**Records from a data source:**
──────────
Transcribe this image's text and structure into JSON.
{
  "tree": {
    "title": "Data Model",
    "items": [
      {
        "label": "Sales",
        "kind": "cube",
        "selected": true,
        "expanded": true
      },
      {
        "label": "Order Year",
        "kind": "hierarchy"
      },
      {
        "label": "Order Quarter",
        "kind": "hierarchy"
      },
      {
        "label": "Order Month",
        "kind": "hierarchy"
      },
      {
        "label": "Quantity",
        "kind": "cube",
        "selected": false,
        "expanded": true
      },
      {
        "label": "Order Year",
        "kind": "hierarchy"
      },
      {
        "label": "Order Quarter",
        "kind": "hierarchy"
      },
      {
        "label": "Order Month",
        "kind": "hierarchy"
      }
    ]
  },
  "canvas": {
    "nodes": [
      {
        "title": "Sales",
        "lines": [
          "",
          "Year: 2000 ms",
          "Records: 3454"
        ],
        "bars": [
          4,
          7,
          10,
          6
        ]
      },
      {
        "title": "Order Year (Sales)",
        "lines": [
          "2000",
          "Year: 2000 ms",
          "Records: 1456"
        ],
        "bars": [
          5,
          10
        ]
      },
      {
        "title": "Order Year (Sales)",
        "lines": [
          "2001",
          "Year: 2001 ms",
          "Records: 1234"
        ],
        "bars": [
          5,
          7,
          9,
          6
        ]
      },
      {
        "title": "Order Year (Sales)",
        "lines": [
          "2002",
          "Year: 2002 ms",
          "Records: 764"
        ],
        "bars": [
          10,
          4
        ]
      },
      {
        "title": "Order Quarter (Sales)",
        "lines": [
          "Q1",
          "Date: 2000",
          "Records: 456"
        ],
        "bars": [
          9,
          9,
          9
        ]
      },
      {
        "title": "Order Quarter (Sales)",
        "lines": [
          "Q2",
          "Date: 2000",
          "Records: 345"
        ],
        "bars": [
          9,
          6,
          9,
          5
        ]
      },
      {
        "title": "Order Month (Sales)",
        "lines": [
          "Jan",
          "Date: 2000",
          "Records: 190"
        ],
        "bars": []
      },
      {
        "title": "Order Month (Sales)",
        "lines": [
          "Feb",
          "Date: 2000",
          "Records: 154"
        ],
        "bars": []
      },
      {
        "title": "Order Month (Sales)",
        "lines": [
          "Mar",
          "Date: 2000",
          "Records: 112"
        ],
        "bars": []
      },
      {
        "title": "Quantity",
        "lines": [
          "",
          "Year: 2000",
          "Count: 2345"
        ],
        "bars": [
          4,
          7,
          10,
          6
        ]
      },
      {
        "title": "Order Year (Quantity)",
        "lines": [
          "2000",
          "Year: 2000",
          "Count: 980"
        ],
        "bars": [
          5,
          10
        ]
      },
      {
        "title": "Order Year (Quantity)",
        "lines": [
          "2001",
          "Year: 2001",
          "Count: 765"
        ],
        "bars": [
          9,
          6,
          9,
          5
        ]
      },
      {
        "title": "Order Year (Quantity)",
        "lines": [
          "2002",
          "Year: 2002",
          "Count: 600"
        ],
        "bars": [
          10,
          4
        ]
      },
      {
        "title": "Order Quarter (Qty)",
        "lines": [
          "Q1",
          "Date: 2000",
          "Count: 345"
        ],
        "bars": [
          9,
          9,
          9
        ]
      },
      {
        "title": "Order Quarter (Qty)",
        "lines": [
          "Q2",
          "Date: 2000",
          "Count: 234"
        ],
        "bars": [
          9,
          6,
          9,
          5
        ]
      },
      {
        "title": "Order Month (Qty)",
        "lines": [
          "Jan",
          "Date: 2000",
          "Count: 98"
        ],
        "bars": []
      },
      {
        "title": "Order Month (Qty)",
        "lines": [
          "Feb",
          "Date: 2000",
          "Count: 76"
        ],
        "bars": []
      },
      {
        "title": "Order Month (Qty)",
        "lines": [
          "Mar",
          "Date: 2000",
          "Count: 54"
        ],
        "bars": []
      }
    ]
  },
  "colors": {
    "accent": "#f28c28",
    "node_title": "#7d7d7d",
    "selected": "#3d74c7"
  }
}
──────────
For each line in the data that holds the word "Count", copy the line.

          "Count: 2345"
          "Count: 980"
          "Count: 765"
          "Count: 600"
          "Count: 345"
          "Count: 234"
          "Count: 98"
          "Count: 76"
          "Count: 54"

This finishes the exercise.